* **About this exercise**
Check every line below for the string "true", and copy the lines that contain it.

* **Stored data entries**
*** Begin section ***

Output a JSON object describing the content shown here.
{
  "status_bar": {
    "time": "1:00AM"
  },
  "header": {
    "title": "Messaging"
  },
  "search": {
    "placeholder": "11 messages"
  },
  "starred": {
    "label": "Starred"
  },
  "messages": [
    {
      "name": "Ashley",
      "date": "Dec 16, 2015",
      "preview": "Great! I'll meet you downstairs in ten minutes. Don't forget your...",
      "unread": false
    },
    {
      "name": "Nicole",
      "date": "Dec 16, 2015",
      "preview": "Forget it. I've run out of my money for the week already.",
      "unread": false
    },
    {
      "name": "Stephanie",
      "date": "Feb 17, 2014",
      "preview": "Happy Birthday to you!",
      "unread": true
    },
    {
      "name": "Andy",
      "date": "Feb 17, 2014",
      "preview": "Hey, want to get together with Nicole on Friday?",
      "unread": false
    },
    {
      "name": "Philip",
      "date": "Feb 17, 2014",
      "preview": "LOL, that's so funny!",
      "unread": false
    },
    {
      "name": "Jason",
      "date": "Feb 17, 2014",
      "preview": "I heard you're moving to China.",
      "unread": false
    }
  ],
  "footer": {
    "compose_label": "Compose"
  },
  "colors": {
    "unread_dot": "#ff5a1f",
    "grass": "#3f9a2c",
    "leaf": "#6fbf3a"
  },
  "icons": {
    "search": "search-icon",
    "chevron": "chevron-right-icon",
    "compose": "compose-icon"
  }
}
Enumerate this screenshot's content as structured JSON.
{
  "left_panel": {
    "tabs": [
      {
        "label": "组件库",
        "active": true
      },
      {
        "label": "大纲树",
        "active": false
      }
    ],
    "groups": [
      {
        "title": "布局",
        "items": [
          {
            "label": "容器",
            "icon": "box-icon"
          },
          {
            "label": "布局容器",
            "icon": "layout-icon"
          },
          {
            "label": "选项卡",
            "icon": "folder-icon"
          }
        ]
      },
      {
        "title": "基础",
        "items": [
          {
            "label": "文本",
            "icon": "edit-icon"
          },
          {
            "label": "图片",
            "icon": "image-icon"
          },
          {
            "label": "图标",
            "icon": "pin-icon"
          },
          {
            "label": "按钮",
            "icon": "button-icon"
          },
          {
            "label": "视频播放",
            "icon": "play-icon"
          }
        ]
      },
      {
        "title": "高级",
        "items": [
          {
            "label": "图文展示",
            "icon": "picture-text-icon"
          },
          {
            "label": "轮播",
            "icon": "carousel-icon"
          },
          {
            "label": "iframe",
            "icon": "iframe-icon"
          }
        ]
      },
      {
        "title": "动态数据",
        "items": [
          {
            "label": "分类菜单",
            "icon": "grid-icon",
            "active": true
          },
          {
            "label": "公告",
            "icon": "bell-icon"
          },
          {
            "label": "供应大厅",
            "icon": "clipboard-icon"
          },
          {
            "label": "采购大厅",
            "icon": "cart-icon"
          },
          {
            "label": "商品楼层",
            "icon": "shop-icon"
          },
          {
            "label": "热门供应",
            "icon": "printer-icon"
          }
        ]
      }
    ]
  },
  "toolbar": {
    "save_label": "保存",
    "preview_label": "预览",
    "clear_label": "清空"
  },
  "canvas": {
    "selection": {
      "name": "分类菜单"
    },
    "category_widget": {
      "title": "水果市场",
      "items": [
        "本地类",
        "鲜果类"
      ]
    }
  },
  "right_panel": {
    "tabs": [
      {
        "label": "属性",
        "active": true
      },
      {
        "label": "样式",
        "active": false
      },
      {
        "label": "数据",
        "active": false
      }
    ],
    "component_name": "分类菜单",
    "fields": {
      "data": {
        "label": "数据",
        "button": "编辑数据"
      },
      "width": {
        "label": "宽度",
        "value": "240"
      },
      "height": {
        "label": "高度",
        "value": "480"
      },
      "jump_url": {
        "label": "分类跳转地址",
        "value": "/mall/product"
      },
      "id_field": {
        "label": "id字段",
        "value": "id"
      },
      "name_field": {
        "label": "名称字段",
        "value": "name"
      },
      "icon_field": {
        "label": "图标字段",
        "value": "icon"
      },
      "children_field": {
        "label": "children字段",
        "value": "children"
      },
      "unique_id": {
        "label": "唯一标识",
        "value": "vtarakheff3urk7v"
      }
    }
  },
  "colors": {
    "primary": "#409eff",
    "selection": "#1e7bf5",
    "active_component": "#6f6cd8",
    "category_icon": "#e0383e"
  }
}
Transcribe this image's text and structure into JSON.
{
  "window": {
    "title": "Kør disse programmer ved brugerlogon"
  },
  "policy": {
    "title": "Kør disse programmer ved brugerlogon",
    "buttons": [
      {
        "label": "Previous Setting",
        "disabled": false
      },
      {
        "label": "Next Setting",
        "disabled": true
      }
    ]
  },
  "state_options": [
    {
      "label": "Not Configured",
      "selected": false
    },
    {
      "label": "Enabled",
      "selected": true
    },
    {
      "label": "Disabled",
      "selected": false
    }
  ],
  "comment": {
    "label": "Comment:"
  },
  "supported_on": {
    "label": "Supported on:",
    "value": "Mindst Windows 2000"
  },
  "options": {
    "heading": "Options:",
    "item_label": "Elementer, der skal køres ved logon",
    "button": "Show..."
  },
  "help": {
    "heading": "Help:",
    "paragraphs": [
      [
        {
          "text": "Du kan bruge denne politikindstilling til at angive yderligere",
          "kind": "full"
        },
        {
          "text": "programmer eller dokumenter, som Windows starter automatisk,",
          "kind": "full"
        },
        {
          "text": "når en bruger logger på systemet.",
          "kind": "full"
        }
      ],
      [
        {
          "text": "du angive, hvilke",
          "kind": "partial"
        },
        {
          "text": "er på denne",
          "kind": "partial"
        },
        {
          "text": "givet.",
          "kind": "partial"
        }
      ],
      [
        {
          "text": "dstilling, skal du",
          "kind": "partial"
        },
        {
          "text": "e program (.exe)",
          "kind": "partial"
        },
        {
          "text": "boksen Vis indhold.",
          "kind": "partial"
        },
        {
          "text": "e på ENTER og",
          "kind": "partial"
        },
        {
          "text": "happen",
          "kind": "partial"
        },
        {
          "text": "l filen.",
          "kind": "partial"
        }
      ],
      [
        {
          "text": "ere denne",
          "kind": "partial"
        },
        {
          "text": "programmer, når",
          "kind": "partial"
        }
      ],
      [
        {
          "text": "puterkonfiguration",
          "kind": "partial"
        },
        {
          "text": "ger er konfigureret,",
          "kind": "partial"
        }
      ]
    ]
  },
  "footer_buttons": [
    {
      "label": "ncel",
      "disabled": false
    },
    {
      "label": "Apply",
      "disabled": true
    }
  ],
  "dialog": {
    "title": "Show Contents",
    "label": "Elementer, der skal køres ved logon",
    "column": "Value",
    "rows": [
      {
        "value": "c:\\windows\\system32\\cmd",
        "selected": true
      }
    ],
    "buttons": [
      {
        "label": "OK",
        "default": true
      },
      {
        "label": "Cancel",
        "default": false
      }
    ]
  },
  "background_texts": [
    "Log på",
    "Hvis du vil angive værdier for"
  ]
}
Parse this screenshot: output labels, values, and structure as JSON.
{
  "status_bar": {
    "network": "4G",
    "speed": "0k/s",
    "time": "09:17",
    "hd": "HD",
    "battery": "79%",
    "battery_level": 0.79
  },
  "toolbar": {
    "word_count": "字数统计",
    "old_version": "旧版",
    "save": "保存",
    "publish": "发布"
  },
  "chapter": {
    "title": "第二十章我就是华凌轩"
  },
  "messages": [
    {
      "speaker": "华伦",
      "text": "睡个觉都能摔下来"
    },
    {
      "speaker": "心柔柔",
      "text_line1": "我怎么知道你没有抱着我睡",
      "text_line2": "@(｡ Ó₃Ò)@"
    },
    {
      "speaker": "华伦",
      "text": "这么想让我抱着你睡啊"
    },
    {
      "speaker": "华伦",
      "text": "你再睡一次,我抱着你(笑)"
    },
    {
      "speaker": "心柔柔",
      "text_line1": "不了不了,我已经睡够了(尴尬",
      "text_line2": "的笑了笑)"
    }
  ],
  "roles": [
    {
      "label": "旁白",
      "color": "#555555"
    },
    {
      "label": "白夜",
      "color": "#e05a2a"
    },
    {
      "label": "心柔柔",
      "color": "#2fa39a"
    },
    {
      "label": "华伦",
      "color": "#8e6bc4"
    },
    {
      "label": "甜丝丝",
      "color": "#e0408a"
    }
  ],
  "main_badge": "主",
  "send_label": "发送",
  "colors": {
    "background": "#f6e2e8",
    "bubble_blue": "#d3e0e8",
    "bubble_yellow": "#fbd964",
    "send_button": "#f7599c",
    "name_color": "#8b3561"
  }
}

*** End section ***

* **Answer section**
      "unread": true
        "active": true
            "active": true
        "active": true
        "disabled": true
      "selected": true
      "disabled": true
        "selected": true
        "default": true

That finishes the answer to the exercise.